It was often the place where RTÉ would try out new graphics. The year they brought in shiny 3-D arrows to show things moving up or down was a big year.
Another key thing for budget-reporting is the use of Stock Footage on television. In order to represent money there is a shot of coins being made and notes being counted.
To show how the Budget affects the unemployed you need a shot of people walking, or at least their shoes. Because unemployed people have shoes and they walk. There was a pint being filled for excise news and a face from the nose down smoking for the bit where they raised the fags again. I remember the year they brought in the “typical Budget example” graphic. A toilet door man and a woman and two children. Surrounded by arrows going up and down around them.
For me the Budget was always a little abstract. We weren’t the typical family, as we were small farmers who got our bitta money from Europe and didn’t pay much tax. We listened into the bit about the petrol but that was it. It was also slightly jarring because, mainly the Budget was the word my father used for a knapsack sprayer that he used to kill weeds. It was hung up near the ‘spray cupboard’ outside. Those were the days eh? Today’s children don’t know diddly-squat about cupboards with no locks, filled with chemicals. Either way, for years a Budget was something to stay away from because it was poisonous.
Most Budgets blended into one another. Charlie McCreevey had a bit of craic one year by surprising us all and announcing decentralisation without telling anyone. An odd place to say it. Like a Best Man announcing during his wedding speech that he was knocking the hotel.
Then towards the end of the last decade it all got tenser during the bust. Each Budget had the whiff of cordite around it. In 2010 I went to the Dáil for the first time to watch it while the news trucks of the world were outside wondering if the IMF were going to do the speech.
I’d never been there before; so, it was like Bosco going through the magic door, with a collection of protesters outside banging pots and pans. They’d got the idea from Argentina where a revolution started in similar circumstances 10 years previously. Argentina is a lot warmer however. On Kildare Street, several people seem to be frozen to their pots.
The public galleries were full of the type of people you’d see in a Prime Time audience.

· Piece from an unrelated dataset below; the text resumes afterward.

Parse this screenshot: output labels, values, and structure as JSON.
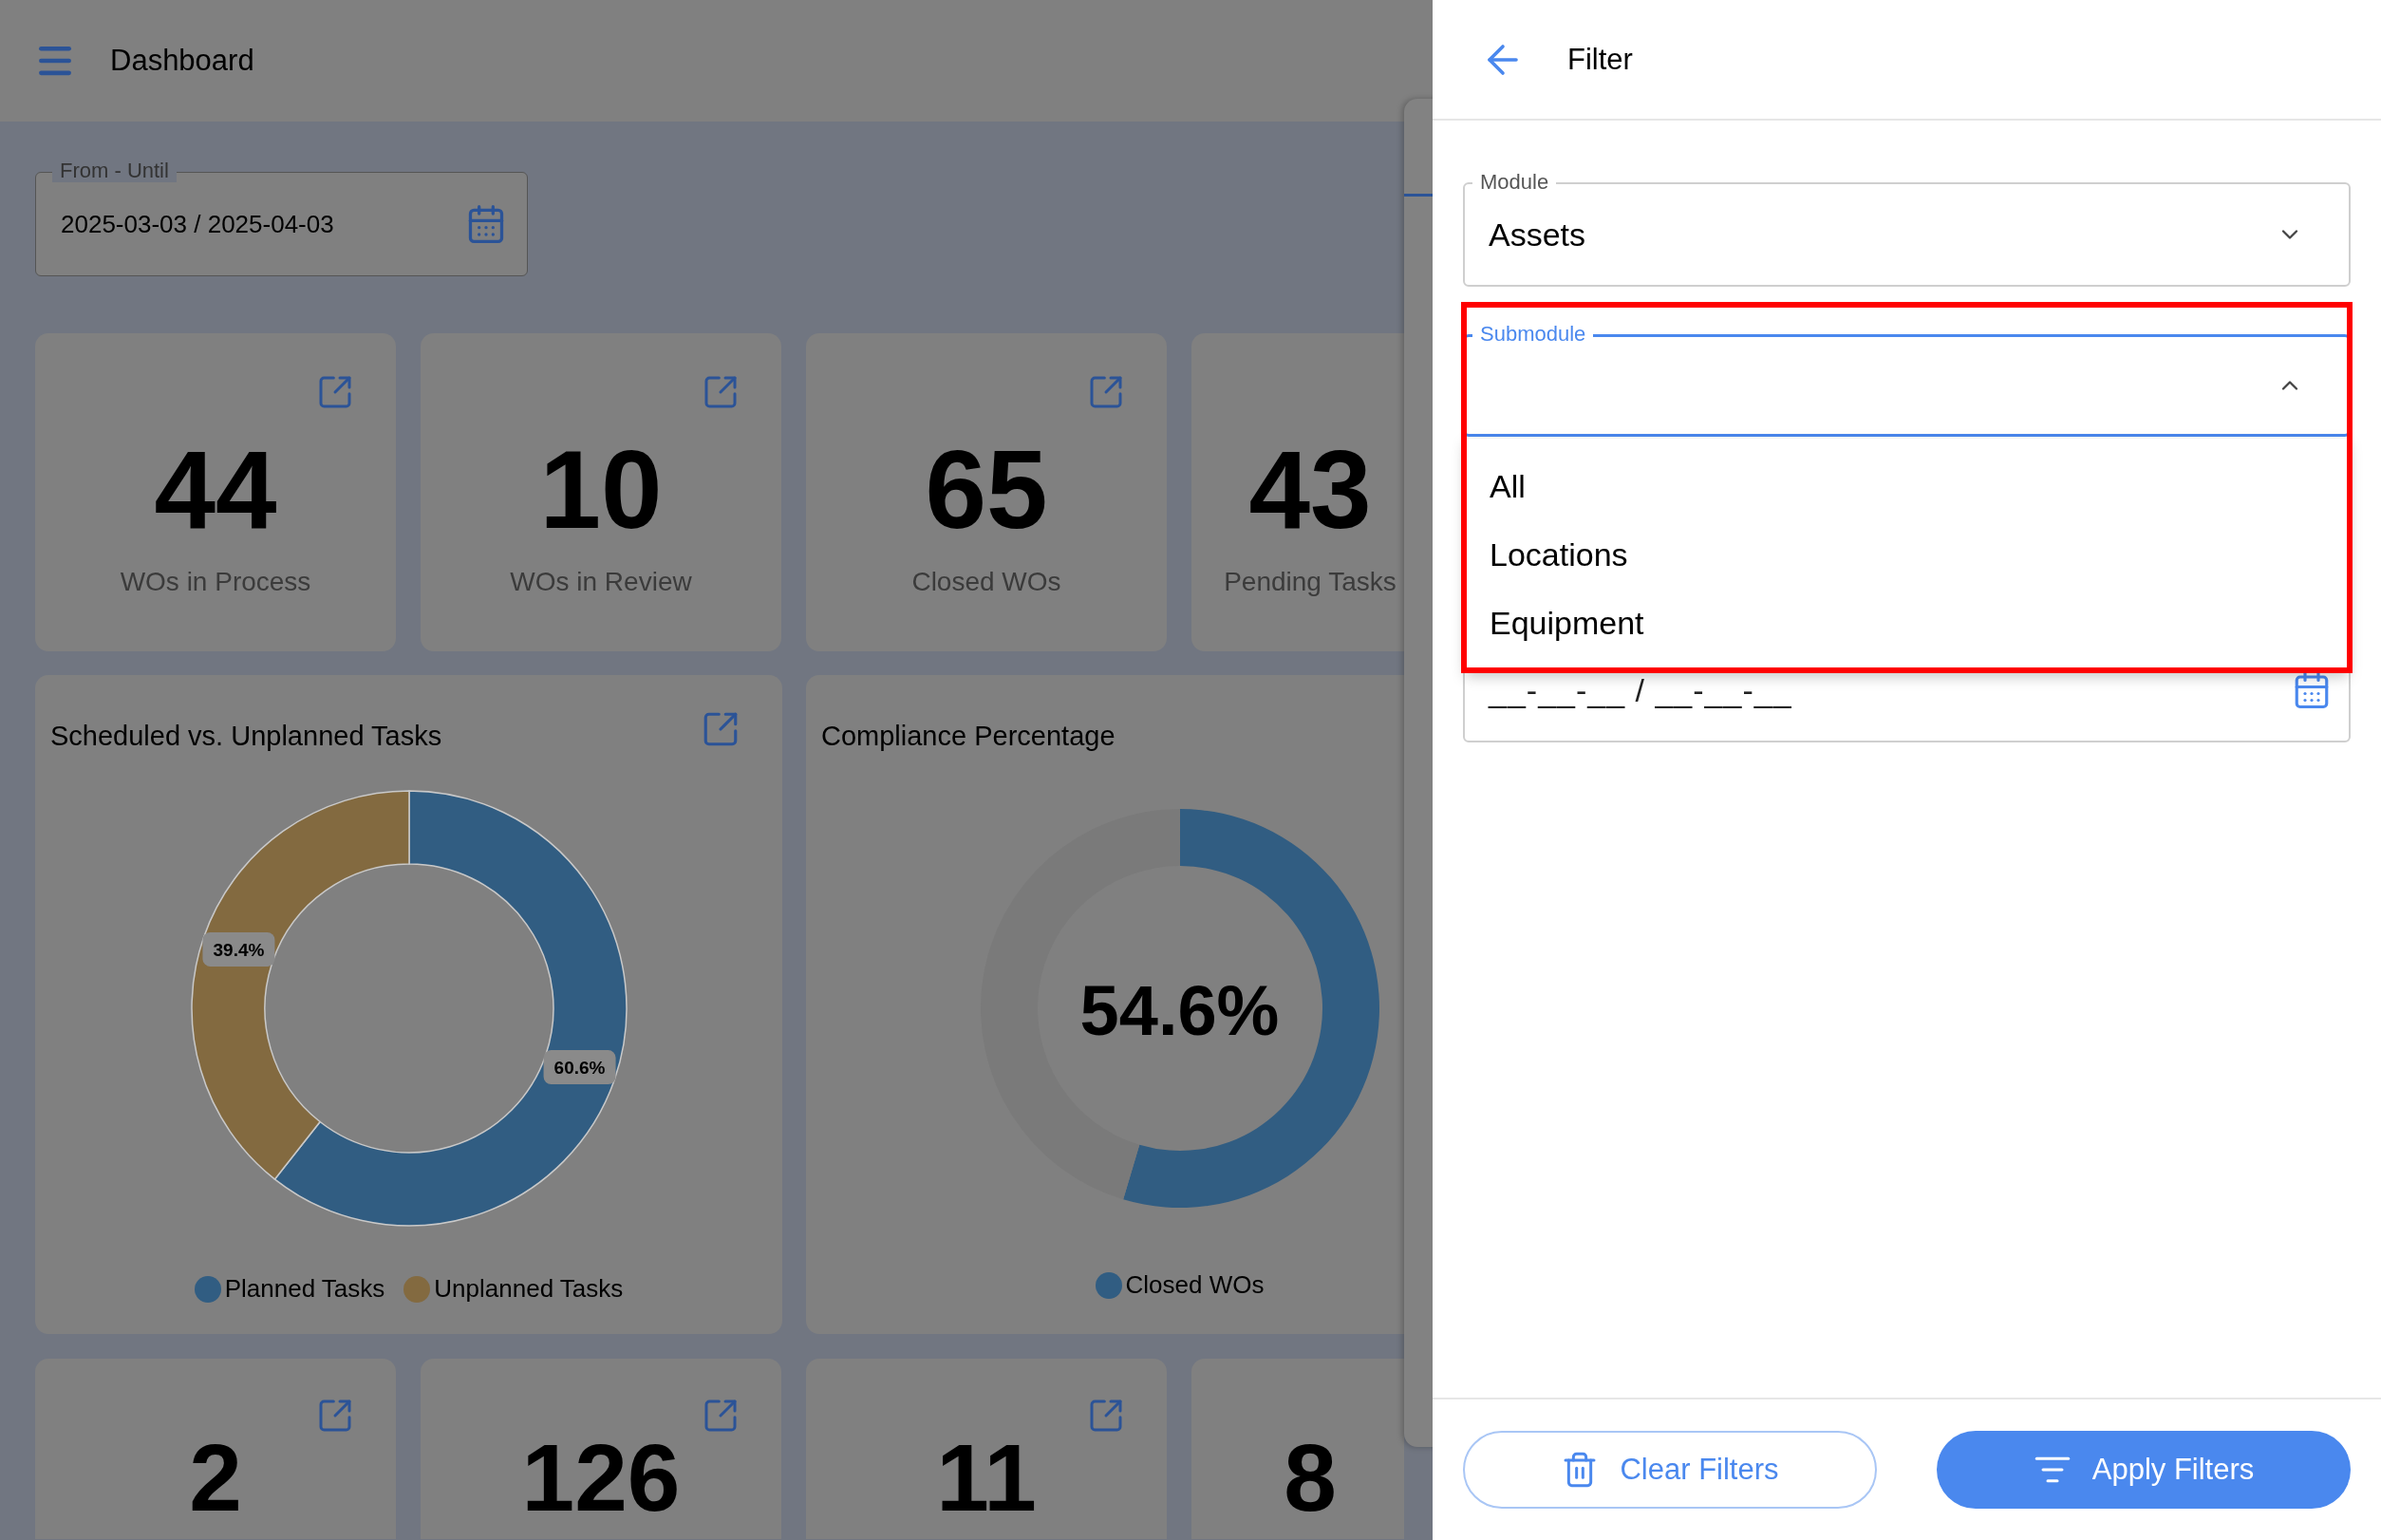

Bertie wandered in, smiling, getting meaty handshakes from other red-faced men. He appeared to be none the worse for his recent incarceration in the News of The World’s cupboard. Remember that? I wonder will that ad ever make Reeling In The Years.
The Budget itself that year was a sneaky thousand cuts one. Disability, child benefit, the universal social charge. And it was freezing as well that winter. It was like being in the middle of a Russian novel, except with less stylish hats.
In recent years it’s calmed down a little. Now that it’s in October, the weather is better and the news not grim, so you don’t have ‘Song of the Volga Boatmen’ playing in your head when watching it. These days the Budget is just boiled down for you in a series of bullet points. The little toilet-door man and woman - or man/man or woman/woman, ’shur isn’t that the way now hah? - will just appear on your phone with a figure of how much you’ve won or lost.
Still I’m going to watch it from start to finish. Just like old times. Or maybe I’m just getting old.